Once it starts coming up, stop pulling from just the corner and move further along the protector as it starts to peel off. This will help prevent it from falling to pieces before you can get it all the way off.
Pull slowly and evenly; otherwise, you'll have a jigsaw puzzle of tempered glass pieces to clean up.
Try using a toothpick to pry up one of the corners. Make sure you point the sharp end up toward the screen protector as you do this and not down toward the screen.
Once you can get a corner up, pull with your fingers, once again pulling slowly and evenly.
If you can, slide a credit card into the gap and slowly push it along to lift the screen protector.
Try some duct tape!
Roll a piece of duct tape around two of your fingers with the sticky side out.
Start in a corner and press the duct tape onto it, rolling away from a corner slowly. Hopefully, the duct tape will adhere to the screen protector, and you'll be able to pull it up and off.
Installing your new tempered glass screen protector screen protector
It's hopefully been a long time since you've had to install a tempered glass screen protector, so we'll forgive you, forgetting. Just like removal, there are a couple of installation methods, which will differ based on brand and style.
Either way, make sure your hands are clean so as not to leave residue, dust, or dirt on your iPhone or iPad's screen. This can cause bubbles under your screen protector.
This method is for tempered glass screen protectors that did not come with a bottle of solution.
Clean your phone's screen with an alcohol pad if the protector came with one. Otherwise, use a lint-free microfiber cloth.
Hold the screen protector and peel off the film on its sticky side.
Very carefully align the screen protector with your iPhone or iPad's screen, making sure you line up the Home button, earpiece, and camera holes.
Slowly place the screen protector onto your screen, starting from one end and carefully working your way to the other.
Use a credit card or any application tools that were included with your protector to ensure that it goes on evenly and without bubbles.
Smooth out any bubbles with a credit card or the installation card that came with your screen protector.
Starting in the center, push bubbles out toward the edges of your screen with short movements. If you try long pushes, you'll just spread the bubble out under the screen protector. You can also use a microfiber cloth to do this.

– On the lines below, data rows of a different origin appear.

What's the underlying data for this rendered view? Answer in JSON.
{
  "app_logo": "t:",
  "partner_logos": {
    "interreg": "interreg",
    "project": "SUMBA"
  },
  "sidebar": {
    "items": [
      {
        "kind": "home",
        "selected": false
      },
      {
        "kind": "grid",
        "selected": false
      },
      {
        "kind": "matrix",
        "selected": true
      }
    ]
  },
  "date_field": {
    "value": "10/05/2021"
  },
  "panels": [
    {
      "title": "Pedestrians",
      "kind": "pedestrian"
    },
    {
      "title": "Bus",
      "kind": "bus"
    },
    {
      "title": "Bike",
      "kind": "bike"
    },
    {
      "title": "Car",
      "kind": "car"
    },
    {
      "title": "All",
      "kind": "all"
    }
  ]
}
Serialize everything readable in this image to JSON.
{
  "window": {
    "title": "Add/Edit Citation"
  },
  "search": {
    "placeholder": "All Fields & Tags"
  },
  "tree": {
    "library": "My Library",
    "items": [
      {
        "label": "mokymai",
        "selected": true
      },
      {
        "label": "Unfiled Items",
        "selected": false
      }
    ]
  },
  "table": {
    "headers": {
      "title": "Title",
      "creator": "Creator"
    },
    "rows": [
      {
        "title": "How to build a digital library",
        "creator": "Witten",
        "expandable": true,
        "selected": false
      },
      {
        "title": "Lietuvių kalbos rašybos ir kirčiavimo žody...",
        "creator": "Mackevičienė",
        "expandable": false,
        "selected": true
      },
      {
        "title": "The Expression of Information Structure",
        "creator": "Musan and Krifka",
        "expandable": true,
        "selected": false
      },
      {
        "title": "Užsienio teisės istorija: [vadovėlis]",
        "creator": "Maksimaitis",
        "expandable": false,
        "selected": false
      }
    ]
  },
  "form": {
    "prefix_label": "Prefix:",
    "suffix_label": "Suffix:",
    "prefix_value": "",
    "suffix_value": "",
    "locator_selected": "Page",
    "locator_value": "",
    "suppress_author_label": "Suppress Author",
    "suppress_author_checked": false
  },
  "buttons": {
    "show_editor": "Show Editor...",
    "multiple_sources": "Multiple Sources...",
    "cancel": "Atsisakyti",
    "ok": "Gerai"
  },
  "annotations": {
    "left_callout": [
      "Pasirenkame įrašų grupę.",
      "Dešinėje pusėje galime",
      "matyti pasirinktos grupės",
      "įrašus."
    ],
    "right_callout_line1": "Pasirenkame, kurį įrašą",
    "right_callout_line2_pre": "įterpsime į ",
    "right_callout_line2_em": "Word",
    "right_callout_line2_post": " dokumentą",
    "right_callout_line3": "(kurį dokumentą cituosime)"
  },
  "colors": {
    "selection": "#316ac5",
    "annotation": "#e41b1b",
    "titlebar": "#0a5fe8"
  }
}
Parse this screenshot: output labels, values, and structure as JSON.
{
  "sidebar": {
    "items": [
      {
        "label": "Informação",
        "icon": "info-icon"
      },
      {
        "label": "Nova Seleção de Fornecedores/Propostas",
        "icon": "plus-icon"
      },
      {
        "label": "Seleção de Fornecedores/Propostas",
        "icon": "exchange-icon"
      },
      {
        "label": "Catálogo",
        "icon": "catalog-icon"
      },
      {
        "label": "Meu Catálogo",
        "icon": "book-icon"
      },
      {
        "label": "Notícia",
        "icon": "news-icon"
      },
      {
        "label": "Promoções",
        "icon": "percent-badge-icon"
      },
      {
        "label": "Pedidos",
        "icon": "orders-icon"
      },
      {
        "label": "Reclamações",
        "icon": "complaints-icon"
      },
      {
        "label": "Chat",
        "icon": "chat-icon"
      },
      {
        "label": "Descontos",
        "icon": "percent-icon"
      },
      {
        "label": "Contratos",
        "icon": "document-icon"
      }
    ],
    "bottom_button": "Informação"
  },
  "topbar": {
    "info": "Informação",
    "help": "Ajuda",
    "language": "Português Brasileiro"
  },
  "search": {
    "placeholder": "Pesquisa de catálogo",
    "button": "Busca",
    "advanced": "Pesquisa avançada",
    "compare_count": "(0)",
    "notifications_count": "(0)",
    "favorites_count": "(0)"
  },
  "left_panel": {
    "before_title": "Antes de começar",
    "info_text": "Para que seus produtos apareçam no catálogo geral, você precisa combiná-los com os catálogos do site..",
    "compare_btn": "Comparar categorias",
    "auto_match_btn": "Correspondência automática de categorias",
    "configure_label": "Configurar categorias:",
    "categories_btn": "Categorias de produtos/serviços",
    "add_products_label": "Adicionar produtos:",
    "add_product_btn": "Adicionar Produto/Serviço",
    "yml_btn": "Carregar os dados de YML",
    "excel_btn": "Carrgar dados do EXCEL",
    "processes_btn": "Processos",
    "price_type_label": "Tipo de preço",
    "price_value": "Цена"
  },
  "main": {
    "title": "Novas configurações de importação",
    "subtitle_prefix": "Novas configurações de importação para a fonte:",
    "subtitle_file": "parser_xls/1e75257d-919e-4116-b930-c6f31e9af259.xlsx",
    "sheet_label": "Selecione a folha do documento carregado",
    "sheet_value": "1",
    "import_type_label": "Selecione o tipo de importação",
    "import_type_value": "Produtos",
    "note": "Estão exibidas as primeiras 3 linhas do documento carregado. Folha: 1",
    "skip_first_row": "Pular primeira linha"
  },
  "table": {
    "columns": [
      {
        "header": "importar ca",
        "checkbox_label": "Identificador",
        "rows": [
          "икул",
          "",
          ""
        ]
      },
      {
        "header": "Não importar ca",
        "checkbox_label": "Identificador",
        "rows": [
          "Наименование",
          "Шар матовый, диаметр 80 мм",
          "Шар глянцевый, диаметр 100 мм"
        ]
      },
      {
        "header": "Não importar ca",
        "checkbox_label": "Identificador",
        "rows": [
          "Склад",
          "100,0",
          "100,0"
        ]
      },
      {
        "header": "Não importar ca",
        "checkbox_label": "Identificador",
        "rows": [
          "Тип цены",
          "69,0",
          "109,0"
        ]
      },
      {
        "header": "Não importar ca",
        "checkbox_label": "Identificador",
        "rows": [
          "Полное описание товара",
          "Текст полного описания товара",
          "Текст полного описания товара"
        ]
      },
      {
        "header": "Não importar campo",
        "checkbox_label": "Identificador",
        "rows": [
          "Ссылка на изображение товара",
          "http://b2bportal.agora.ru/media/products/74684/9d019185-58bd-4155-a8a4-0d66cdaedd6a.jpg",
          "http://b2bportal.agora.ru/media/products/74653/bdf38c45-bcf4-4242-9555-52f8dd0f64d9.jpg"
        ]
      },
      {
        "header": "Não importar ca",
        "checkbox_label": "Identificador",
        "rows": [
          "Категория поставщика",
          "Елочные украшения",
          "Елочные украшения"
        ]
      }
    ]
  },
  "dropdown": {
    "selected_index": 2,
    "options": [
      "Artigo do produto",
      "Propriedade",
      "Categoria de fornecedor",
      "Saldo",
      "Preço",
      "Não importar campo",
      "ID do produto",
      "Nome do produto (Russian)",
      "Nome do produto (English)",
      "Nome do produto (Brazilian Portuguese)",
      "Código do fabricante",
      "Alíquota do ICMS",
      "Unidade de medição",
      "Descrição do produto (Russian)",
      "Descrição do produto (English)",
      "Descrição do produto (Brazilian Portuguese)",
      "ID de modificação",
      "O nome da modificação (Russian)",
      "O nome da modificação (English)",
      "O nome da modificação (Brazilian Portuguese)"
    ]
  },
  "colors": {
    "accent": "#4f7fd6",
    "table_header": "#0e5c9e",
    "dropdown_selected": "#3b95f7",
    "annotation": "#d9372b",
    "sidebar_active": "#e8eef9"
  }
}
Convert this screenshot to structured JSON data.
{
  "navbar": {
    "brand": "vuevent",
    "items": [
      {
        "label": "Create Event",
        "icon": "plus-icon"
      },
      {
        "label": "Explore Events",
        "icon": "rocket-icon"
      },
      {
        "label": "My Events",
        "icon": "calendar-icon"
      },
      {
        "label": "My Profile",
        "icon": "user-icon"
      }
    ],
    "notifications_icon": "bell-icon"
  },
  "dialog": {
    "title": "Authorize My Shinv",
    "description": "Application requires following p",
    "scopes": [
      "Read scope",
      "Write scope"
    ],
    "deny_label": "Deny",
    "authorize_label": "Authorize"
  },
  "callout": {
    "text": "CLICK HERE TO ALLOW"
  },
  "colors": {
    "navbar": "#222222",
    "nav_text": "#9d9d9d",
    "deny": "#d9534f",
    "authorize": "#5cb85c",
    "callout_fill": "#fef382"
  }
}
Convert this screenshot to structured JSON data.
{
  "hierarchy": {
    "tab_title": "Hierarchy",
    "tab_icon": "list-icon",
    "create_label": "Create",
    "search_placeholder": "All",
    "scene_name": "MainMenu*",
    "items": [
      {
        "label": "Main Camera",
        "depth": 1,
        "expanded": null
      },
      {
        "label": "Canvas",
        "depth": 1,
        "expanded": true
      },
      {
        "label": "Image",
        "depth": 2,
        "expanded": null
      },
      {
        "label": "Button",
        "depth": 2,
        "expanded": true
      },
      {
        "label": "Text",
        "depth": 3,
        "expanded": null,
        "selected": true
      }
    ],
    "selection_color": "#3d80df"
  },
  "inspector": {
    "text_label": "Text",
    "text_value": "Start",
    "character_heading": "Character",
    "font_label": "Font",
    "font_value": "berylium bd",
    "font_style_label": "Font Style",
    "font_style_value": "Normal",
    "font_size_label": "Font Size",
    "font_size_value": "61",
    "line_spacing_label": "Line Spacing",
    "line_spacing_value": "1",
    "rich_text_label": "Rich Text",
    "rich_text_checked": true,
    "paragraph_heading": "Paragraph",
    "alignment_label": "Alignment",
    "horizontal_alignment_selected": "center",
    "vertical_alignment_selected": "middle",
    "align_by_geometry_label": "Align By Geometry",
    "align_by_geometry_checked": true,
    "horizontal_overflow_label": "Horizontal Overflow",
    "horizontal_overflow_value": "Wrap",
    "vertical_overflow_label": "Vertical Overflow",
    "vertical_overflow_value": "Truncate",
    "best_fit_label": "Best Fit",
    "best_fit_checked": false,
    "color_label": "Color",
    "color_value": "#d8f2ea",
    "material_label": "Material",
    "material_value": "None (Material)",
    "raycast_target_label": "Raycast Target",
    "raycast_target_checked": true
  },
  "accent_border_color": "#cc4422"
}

Remove the film from on top of your screen protector. This should reveal a completely clean screen protector.
This method is for tempered glass screen protectors that come with a bottle of spray solution (usually alcohol) to aid in installation. Some folks prefer applying screen protectors this way since it cuts down on static and helps prevent dust and hair from sneaking under your screen protector.
Clean your iPhone or iPad's screen using the spray and a soft cleaning cloth.
Spray both the front and back of the screen protector, being generous with the spray. This will prevent it from drying up during installation.
Carefully place the screen protector onto your iPhone or iPad's screen.
Balance one end on the screen and slowly apply it from one end to the other, using a credit card or the flat of your hand.
Use the squeegee that comes with wet-mounted tempered glass screen protectors to squeeze the excess solution out from under the screen protector.
Start in the center and gently push it out toward the edges, making sure to hold onto the protector, so it doesn't shift around.